Data extracts:
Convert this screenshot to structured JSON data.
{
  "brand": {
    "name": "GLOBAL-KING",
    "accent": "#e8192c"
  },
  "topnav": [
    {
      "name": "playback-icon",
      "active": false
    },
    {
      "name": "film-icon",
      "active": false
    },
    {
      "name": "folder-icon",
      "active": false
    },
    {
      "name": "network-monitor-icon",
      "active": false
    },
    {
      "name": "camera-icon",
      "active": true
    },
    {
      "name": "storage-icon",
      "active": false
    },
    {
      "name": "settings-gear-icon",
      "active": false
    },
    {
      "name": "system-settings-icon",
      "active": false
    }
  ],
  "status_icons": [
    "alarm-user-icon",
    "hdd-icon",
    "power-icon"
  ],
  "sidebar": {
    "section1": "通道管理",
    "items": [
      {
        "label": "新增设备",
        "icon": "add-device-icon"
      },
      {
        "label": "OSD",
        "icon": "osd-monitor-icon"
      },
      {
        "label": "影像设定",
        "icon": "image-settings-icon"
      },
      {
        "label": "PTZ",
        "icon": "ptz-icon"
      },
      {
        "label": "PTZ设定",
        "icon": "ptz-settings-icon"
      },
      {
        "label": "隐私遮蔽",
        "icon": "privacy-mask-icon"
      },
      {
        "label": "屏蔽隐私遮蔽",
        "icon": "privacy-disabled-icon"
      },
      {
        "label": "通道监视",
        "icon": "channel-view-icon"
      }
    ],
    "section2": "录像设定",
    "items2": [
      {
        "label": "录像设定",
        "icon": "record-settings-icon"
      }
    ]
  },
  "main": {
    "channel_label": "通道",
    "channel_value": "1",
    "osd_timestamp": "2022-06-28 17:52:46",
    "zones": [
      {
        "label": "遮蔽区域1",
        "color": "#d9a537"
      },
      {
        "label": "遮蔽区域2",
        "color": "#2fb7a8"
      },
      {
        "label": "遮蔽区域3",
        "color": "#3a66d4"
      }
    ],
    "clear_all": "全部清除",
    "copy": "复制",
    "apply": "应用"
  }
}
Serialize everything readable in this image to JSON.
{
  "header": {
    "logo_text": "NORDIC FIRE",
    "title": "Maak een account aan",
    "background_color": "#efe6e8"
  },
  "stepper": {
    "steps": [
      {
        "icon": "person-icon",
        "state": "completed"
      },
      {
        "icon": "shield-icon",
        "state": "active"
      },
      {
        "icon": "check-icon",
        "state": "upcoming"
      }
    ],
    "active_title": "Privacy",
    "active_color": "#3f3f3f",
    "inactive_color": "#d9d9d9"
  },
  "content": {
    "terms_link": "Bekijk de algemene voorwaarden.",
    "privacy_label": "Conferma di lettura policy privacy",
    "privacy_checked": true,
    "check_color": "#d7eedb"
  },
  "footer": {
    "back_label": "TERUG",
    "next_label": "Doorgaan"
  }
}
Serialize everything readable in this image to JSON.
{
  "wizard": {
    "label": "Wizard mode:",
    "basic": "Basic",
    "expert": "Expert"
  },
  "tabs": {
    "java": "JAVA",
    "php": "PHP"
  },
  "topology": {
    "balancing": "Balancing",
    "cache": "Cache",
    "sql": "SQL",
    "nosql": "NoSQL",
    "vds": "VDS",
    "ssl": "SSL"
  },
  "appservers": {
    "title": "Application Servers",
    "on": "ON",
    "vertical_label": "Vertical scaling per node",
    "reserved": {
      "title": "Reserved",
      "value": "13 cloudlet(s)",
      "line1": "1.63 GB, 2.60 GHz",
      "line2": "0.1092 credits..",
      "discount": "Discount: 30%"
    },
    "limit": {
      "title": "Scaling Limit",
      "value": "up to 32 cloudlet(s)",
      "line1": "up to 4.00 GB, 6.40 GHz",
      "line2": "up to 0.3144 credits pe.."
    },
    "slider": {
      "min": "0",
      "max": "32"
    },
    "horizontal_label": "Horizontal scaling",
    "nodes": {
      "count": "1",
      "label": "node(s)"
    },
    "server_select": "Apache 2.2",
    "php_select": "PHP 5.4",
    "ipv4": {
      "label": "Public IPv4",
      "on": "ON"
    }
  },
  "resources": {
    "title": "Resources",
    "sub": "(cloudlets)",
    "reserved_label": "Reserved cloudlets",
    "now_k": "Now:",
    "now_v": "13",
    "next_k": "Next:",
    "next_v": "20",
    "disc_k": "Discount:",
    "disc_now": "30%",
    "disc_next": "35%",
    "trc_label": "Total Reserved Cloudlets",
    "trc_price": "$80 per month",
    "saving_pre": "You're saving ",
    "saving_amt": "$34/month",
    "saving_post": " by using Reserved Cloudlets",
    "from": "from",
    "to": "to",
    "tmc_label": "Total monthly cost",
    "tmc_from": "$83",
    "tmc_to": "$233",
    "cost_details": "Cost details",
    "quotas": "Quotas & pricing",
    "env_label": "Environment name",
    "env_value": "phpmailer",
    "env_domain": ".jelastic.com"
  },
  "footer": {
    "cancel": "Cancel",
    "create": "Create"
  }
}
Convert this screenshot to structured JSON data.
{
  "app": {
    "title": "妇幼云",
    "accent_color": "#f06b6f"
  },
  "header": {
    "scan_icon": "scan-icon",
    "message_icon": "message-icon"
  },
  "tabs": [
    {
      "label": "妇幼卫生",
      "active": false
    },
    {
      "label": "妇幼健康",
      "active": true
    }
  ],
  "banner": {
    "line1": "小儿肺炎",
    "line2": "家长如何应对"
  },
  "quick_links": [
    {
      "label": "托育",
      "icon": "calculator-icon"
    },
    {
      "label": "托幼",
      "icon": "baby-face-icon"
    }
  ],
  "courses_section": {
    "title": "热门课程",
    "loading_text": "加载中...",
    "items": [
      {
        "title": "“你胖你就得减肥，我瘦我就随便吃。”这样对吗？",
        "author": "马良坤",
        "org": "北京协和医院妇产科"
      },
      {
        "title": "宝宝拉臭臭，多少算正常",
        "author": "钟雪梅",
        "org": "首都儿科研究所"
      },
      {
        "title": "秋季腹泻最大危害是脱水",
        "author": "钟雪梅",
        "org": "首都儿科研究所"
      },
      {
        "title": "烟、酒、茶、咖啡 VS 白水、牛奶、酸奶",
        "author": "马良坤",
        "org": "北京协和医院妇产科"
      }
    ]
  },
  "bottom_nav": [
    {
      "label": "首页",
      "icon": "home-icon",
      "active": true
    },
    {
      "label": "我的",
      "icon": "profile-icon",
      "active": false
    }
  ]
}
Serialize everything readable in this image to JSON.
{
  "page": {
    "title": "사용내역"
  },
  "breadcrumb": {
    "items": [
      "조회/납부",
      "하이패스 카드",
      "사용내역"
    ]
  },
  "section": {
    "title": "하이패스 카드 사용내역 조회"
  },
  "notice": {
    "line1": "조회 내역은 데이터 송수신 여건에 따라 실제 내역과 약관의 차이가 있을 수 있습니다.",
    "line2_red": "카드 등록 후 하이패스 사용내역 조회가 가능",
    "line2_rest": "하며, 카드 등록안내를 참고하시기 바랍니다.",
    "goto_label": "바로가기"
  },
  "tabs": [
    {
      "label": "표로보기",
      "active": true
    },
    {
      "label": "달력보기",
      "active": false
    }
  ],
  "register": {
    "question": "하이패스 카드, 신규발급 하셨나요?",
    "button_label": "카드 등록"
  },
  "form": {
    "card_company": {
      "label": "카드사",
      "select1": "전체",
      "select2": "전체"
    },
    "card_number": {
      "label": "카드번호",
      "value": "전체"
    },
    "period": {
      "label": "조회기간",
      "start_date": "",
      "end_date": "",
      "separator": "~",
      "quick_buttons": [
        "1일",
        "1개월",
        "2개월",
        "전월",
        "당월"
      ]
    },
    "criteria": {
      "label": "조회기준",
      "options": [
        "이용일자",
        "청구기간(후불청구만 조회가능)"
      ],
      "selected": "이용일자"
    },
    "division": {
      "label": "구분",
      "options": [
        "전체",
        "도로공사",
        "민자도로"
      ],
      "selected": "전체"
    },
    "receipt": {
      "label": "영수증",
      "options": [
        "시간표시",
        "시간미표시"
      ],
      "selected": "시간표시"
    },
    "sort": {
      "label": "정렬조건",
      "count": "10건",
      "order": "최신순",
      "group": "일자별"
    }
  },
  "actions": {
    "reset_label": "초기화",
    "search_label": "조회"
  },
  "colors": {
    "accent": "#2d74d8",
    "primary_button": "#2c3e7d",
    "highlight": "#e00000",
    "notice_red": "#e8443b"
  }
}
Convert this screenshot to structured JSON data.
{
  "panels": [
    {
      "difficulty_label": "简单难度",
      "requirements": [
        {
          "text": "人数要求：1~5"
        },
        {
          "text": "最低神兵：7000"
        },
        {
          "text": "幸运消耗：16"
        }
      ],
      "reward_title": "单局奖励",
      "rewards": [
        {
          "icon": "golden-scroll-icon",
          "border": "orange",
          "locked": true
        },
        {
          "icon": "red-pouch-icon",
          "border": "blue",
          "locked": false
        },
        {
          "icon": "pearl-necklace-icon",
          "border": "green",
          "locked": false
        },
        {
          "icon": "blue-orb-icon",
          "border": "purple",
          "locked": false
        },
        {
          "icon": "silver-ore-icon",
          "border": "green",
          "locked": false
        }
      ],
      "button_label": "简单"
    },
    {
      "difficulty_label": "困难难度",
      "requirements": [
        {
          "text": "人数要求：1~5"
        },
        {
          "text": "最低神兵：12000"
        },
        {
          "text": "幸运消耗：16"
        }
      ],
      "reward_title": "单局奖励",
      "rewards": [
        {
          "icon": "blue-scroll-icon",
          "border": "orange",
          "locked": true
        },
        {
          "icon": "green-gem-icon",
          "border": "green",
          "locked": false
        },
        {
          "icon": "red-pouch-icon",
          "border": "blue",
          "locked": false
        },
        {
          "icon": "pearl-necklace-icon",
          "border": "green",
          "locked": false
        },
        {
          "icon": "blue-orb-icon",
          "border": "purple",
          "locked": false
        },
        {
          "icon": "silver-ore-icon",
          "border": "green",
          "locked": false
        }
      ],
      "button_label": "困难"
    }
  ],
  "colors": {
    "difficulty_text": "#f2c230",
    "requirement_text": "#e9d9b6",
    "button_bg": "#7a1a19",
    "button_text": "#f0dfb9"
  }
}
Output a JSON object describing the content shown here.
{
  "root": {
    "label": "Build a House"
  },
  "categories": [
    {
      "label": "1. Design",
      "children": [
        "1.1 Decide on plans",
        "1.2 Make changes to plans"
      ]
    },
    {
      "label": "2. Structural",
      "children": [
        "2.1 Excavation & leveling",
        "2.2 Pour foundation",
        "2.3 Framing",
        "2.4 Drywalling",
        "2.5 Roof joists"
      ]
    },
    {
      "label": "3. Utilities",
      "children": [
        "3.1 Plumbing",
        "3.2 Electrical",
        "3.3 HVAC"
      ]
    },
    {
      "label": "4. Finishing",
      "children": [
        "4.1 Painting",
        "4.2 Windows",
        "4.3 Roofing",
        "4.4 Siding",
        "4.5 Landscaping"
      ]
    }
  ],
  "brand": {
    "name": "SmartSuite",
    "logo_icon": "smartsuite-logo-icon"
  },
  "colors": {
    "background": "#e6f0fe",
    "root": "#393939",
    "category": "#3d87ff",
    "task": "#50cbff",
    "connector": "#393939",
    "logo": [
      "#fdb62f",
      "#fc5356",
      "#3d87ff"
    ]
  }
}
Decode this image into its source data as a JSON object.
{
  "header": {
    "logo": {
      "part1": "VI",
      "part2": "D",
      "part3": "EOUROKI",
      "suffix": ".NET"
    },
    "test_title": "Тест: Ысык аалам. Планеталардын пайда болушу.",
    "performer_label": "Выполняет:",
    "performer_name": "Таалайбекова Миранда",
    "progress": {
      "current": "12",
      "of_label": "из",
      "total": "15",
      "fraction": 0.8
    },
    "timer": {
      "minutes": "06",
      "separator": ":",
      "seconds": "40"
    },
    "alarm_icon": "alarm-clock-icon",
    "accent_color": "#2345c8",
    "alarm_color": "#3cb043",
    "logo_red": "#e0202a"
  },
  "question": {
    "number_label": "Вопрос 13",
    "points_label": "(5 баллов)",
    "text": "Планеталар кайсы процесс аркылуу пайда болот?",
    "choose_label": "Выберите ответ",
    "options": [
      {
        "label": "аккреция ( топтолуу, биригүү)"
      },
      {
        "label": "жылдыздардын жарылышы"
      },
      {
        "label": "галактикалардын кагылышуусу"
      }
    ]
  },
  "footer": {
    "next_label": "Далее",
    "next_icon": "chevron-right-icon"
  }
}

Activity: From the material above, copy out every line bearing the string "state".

Solution to the exercise:
        "state": "completed"
        "state": "active"
        "state": "upcoming"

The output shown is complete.